Honduras is a country located in Central America. It is bordered the west by Guatemala, to the southwest by El Salvador, to the southeast by Nicaragua, to the south by the Pacific Ocean at the Gulf of Fonseca, and to the north by the Gulf of Honduras, a large inlet of the Caribbean Sea.
It’s a country very rich in natural resources: mines, forests (illegal deforestation is a major concern), agriculture, industries, especially textiles, are the strengths of its economy, which has in recent years seen high growth rates. However, the vast majority of the population does not see their standard of living increase, with 59% of Hondurans still living below the poverty line (2019). Farmers will regularly swell the slums that swarm around large cities, especially the capital Tegucigalpa, whose population has exploded to almost 3 millions, and San Pedro Sula, which has become the second largest urban area in the country with 2.5 million inhabitants.

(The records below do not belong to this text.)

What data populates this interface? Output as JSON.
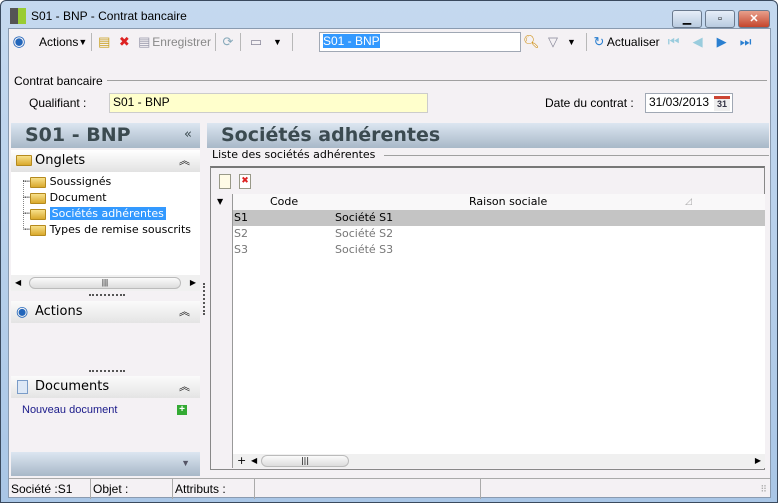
{
  "window": {
    "title": "S01 - BNP -  Contrat bancaire"
  },
  "toolbar": {
    "actions": "Actions",
    "save": "Enregistrer",
    "search_value": "S01 - BNP",
    "refresh": "Actualiser"
  },
  "form": {
    "group": "Contrat bancaire",
    "qualifiant_label": "Qualifiant :",
    "qualifiant_value": "S01 - BNP",
    "date_label": "Date du contrat :",
    "date_value": "31/03/2013",
    "calendar_day": "31"
  },
  "sidebar": {
    "title": "S01 - BNP",
    "collapse": "«",
    "onglets": "Onglets",
    "tabs": [
      "Soussignés",
      "Document",
      "Sociétés adhérentes",
      "Types de remise souscrits"
    ],
    "actions": "Actions",
    "documents": "Documents",
    "new_document": "Nouveau document"
  },
  "main": {
    "title": "Sociétés adhérentes",
    "group": "Liste des sociétés adhérentes",
    "columns": [
      "Code",
      "Raison sociale"
    ],
    "rows": [
      {
        "code": "S1",
        "name": "Société S1"
      },
      {
        "code": "S2",
        "name": "Société S2"
      },
      {
        "code": "S3",
        "name": "Société S3"
      }
    ],
    "add": "+"
  },
  "status": {
    "societe": "Société :S1",
    "objet": "Objet :",
    "attributs": "Attributs :"
  }
}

Infrastructure, including health, social, education, transportation, etc. are totally inadequate, and many problems may be difficult to solve: delinquency, prostitution, security, water sanitation, pollution, car traffic. The country is too often managed by the authorities in the manner of a “banana republic”, violence against minorities, a strong component of which is the Amerindian community, and corruption remain endemic in Honduras. According to the UN, Honduras is also the most violent country outside war zones. A sad record. The weakness of the rule of law clearly hampers the development of the country, because of its isolation in the international community, and in particular of some of its neighbors.